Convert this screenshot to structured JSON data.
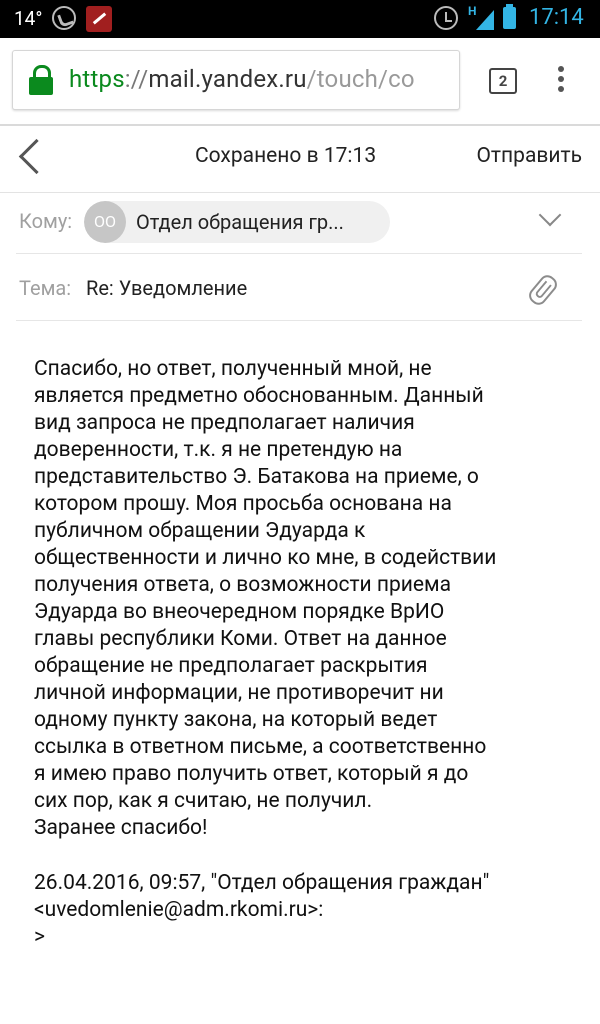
{
  "statusbar": {
    "temperature": "14°",
    "network": "H",
    "time": "17:14"
  },
  "browser": {
    "url_scheme": "https",
    "url_separator": "://",
    "url_host": "mail.yandex.ru",
    "url_path": "/touch/co",
    "tab_count": "2"
  },
  "toolbar": {
    "status": "Сохранено в 17:13",
    "send_label": "Отправить"
  },
  "compose": {
    "to_label": "Кому:",
    "recipient_initials": "ОО",
    "recipient_name": "Отдел обращения гр...",
    "subject_label": "Тема:",
    "subject_value": "Re: Уведомление",
    "body": "Спасибо, но ответ, полученный мной, не\nявляется предметно обоснованным. Данный\nвид запроса не предполагает наличия\nдоверенности, т.к. я не претендую на\nпредставительство Э. Батакова на приеме, о\nкотором прошу. Моя просьба основана на\nпубличном обращении Эдуарда к\nобщественности и лично ко мне, в содействии\nполучения ответа, о возможности приема\nЭдуарда во внеочередном порядке ВрИО\nглавы республики Коми. Ответ на данное\nобращение не предполагает раскрытия\nличной информации, не противоречит ни\nодному пункту закона, на который ведет\nссылка в ответном письме, а соответственно\nя имею право получить ответ, который я до\nсих пор, как я считаю, не получил.\nЗаранее спасибо!",
    "quote_header": "26.04.2016, 09:57, \"Отдел обращения граждан\"",
    "quote_email": "<uvedomlenie@adm.rkomi.ru>:",
    "quote_marker": ">"
  }
}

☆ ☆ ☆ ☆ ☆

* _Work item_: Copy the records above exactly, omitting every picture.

* _Response for this exercise_:
Convert this screenshot to structured JSON data.
{
  "statusbar": {
    "temperature": "14°",
    "network": "H",
    "time": "17:14"
  },
  "browser": {
    "url_scheme": "https",
    "url_separator": "://",
    "url_host": "mail.yandex.ru",
    "url_path": "/touch/co",
    "tab_count": "2"
  },
  "toolbar": {
    "status": "Сохранено в 17:13",
    "send_label": "Отправить"
  },
  "compose": {
    "to_label": "Кому:",
    "recipient_initials": "ОО",
    "recipient_name": "Отдел обращения гр...",
    "subject_label": "Тема:",
    "subject_value": "Re: Уведомление",
    "body": "Спасибо, но ответ, полученный мной, не\nявляется предметно обоснованным. Данный\nвид запроса не предполагает наличия\nдоверенности, т.к. я не претендую на\nпредставительство Э. Батакова на приеме, о\nкотором прошу. Моя просьба основана на\nпубличном обращении Эдуарда к\nобщественности и лично ко мне, в содействии\nполучения ответа, о возможности приема\nЭдуарда во внеочередном порядке ВрИО\nглавы республики Коми. Ответ на данное\nобращение не предполагает раскрытия\nличной информации, не противоречит ни\nодному пункту закона, на который ведет\nссылка в ответном письме, а соответственно\nя имею право получить ответ, который я до\nсих пор, как я считаю, не получил.\nЗаранее спасибо!",
    "quote_header": "26.04.2016, 09:57, \"Отдел обращения граждан\"",
    "quote_email": "<uvedomlenie@adm.rkomi.ru>:",
    "quote_marker": ">"
  }
}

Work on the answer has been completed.